Concerns about the US budget deficit has led to a weakening of the dollar in recent weeks. Friday's action by S&P to lower the US long-term credit rating by one notch from "AAA" to "AA plus" could push the dollar further down, say analysts.
Dollar weakness can potentially aggravate GCC inflation by pushing up costs of importing goods to the region. The currencies of the UAE, Saudi Arabia, Qatar, Oman and Bahrain all have exchange rates fixed to the dollar. Kuwait's currency is linked to a basket of international currencies believed to be heavily weighted in dollars. Analysts disagree about the wisdom of regional currency pegs to the greenback.
"The downgrade will undoubtedly increase pressures to de-peg the dirham but it will not be easy to do so," said Ghanem Nuseibeh, the co-founder and director of Cornerstone Global Associates.
"A peg against a balanced currency basket but dominated by the US dollar, reflecting not only oil income, but also the country's trade relations, will give the UAE greater ammunition to weather the storm and be less susceptible to external economic woes."
There are several reasons why dollar pegs make sense for the region.
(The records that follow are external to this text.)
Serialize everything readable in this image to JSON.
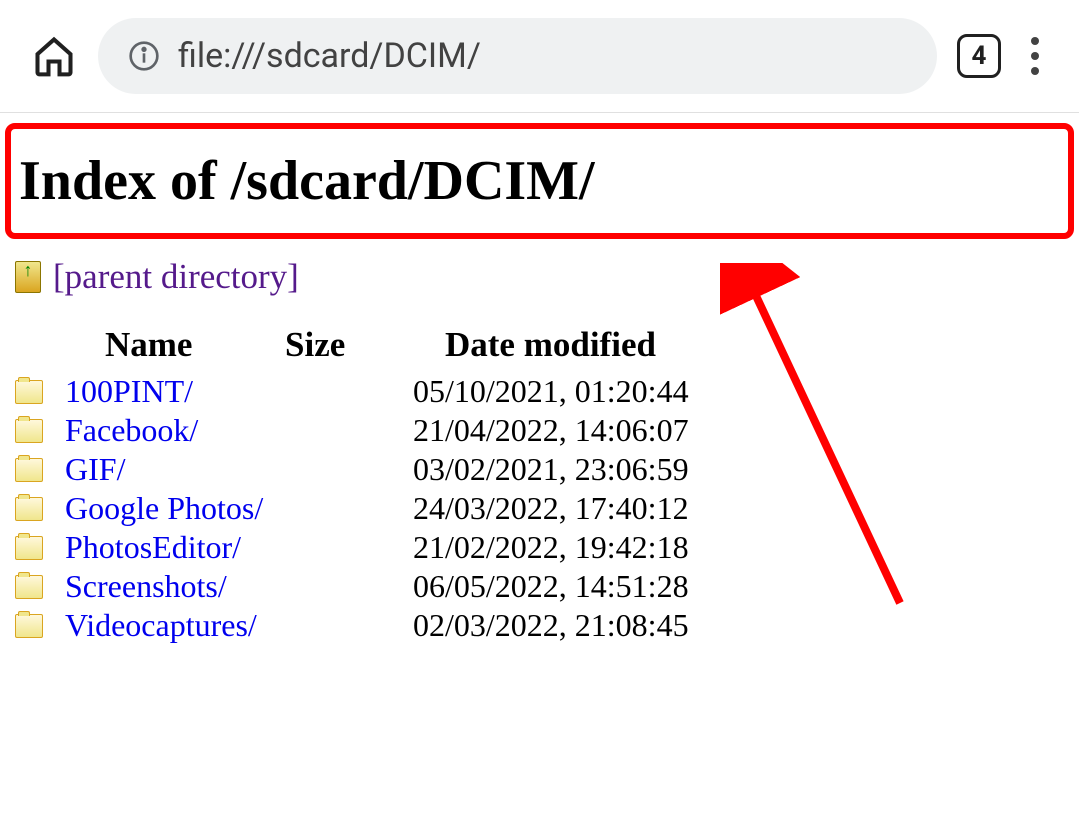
{
  "browser": {
    "url": "file:///sdcard/DCIM/",
    "tab_count": "4"
  },
  "page": {
    "heading": "Index of /sdcard/DCIM/",
    "parent_directory_label": "[parent directory]"
  },
  "table": {
    "headers": {
      "name": "Name",
      "size": "Size",
      "date": "Date modified"
    },
    "rows": [
      {
        "name": "100PINT/",
        "size": "",
        "date": "05/10/2021, 01:20:44"
      },
      {
        "name": "Facebook/",
        "size": "",
        "date": "21/04/2022, 14:06:07"
      },
      {
        "name": "GIF/",
        "size": "",
        "date": "03/02/2021, 23:06:59"
      },
      {
        "name": "Google Photos/",
        "size": "",
        "date": "24/03/2022, 17:40:12"
      },
      {
        "name": "PhotosEditor/",
        "size": "",
        "date": "21/02/2022, 19:42:18"
      },
      {
        "name": "Screenshots/",
        "size": "",
        "date": "06/05/2022, 14:51:28"
      },
      {
        "name": "Videocaptures/",
        "size": "",
        "date": "02/03/2022, 21:08:45"
      }
    ]
  }
}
Oil is traded in the currency and much of the region's assets are weighted in dollars.
"There's unlikely to be a change in the currency regime even with the downgrade," said Nancy Fahim, an economist at Standard Chartered in Dubai.
But pegs also mean regional policymakers have limited room to exercise independent monetary policy tools to control inflation in asset prices. Their action has to closely follow the responses of the US Federal Reserve, which is maintaining low interest rates.
A rise in global commodity prices has already pushed up the cost of imported food to the region. In the UAE, overall inflation has remained muted because of a fall in housing rental prices.
Annual inflation in the UAE rose by 1.7 per cent in June, according to official data.
"In terms of foreign exchange pass-through, a weaker US [dollar] on the back of the sovereign downgrade would feed through to higher imported inflation in our region," Khatija Haque, a GCC economist at Emirates NBD, wrote in a research note yesterday.
"For Saudi Arabia, where headline inflation is a tad higher [than in the UAE], a weaker dollar would add to the pressure. We expect the [dollar] pegs in the GCC to remain in place regardless."